Wrap, Stack, and Pad Properly

Take care with all kinds of items. Give yourself a good flat surface to work with, and take time to make sure everything’s wrapped well.

  • Books: Stack hardback books standing upright, with paperbacks lying flat on their backs or on their spines. They don’t need to be individually wrapped unless they are special editions.
  • Dishware: Plates and bowls need to at least one layer of paper between them when you stack them. Try not to stack more than three or four at a time. Put these in the boxes on their edges. You can wrap these stacks with bubble wrap for even more protection, especially if they’re valuable china.
  • Glassware: Put wadded tissue or packing paper inside these to help reinforce them. Use cardboard cells to protect the sides, and possibly more paper or bubble wrap to fill in empty spaces. Build from the heaviest to lightest items. The coffee cup should never go on top of a wine glass.
  • Electronics: Check to see if you still have the original box, including the styrofoam. If not, find out if you can get foam or bubble wrap to protect any vulnerable surfaces. Remove batteries, if any, and make sure cords are tightly wrapped up and won’t get stepped on or twisted. Check the item’s manuals for best packing advice, if you can.
  • Mirrors: Use towels, sheets or blankets to protect the surface, and make sure it can’t move around in the box much, if at all.
  • Works of art or musical instruments: Check with your moving company for these items. Even if you’re not using one for your move, talk with professional movers for advice about special items.

Label Everything and Handle Appropriately
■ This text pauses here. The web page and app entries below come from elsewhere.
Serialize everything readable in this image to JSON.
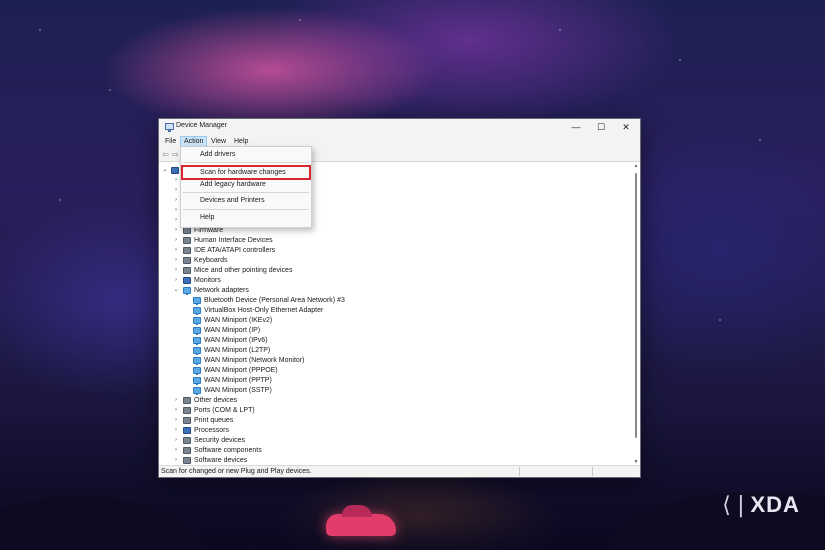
{
  "window": {
    "title": "Device Manager",
    "controls": {
      "minimize": "—",
      "maximize": "☐",
      "close": "✕"
    }
  },
  "menubar": {
    "items": [
      "File",
      "Action",
      "View",
      "Help"
    ]
  },
  "toolbar": {
    "back": "⇦",
    "forward": "⇨"
  },
  "action_menu": {
    "items": [
      {
        "label": "Add drivers"
      },
      {
        "label": "Scan for hardware changes",
        "highlighted": true
      },
      {
        "label": "Add legacy hardware"
      },
      {
        "label": "Devices and Printers"
      },
      {
        "label": "Help"
      }
    ]
  },
  "tree": {
    "categories": [
      {
        "label": "Firmware",
        "expanded": false
      },
      {
        "label": "Human Interface Devices",
        "expanded": false
      },
      {
        "label": "IDE ATA/ATAPI controllers",
        "expanded": false
      },
      {
        "label": "Keyboards",
        "expanded": false
      },
      {
        "label": "Mice and other pointing devices",
        "expanded": false
      },
      {
        "label": "Monitors",
        "expanded": false
      },
      {
        "label": "Network adapters",
        "expanded": true
      }
    ],
    "network_adapters": [
      "Bluetooth Device (Personal Area Network) #3",
      "VirtualBox Host-Only Ethernet Adapter",
      "WAN Miniport (IKEv2)",
      "WAN Miniport (IP)",
      "WAN Miniport (IPv6)",
      "WAN Miniport (L2TP)",
      "WAN Miniport (Network Monitor)",
      "WAN Miniport (PPPOE)",
      "WAN Miniport (PPTP)",
      "WAN Miniport (SSTP)"
    ],
    "categories_after": [
      "Other devices",
      "Ports (COM & LPT)",
      "Print queues",
      "Processors",
      "Security devices",
      "Software components",
      "Software devices"
    ]
  },
  "statusbar": {
    "text": "Scan for changed or new Plug and Play devices."
  },
  "watermark": {
    "mark": "⟨|",
    "text": "XDA"
  },
  "colors": {
    "highlight_border": "#d8262e",
    "menu_active_bg": "#cce4f7",
    "adapter_icon": "#5aa9e6"
  }
}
Make sure everything is labeled clearly, including which boxes have the most delicate items. Carry these items carefully, with help if necessary. Make sure you pack them safely, on top of heavier items, with moving blankets or ropes or other ways to keep the boxes from sliding around. When you unpack, make sure these boxes get taken out first and put out of the way so that you don’t accidentally knock over your wedding china when you bring the kitchen table in.

And as always, Gerber Moving and Storage is happy to help you pack and move your fragile items with care.
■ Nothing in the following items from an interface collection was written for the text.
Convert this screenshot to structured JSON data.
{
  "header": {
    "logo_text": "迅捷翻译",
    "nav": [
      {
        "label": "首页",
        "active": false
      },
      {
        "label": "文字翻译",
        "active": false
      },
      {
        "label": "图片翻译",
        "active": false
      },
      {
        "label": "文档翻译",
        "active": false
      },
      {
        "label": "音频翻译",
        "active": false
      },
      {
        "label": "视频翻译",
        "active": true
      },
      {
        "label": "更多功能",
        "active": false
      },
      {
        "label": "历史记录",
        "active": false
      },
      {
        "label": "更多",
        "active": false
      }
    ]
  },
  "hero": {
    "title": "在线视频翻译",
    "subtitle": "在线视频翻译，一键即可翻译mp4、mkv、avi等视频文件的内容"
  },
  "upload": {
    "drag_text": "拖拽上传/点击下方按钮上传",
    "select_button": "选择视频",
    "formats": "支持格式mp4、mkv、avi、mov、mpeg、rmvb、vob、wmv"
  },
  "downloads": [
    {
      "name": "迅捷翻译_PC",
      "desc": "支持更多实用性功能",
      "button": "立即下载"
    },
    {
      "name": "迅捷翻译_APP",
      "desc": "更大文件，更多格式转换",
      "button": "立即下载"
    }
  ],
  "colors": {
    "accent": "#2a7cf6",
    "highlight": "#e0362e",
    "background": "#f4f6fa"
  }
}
Member of the American Moving and Storage Association and the Better Business Bureau serving the Kansas City region including:

Basehor, Belton, Blue Springs, Bonner Springs, Bucyrus, Burlington, Butler County, Cass County, Chanute, Clay County, Clearview City, Council Grove, Derby, Downtown, Edgerton, Edwardsville, El Dorado, Emporia, Farley, Gardner, Gladstone, Grain Valley, Grandview, Greenwood, Herington, Hutchinson, Independence, Jackson County, Johnson County, Junction City, Kansas, Kansas City, KS, Kansas City, MO, Lake Quivira, Lake Waukomis, Lawrence, Leawood, Lee's Summit, Lenexa, Liberty, Manhattan, Merriam, Midtown, Mission, Mission Hills, Missouri, Missouri City, Newton, North Kansas City, Oak Grove, Olathe, Osage City, Ottawa, Overland Park, Park City, Parkville, Platte City, Plaza, Pleasant Hill, Prairie Village , Raymore, Raytown, Riverside, Roeland Park, Salina, Shawnee, Shawnee Mission, South Kansas City, Stanley, Stilwell, Sugar Creek, Topeka, Waldo, Waldron, Westport, Winfield and you!
Visit Gerber on Google Plus Bing logoyelp logoyahoo logosuperpages logoyp logocitysearch logobest of the web logo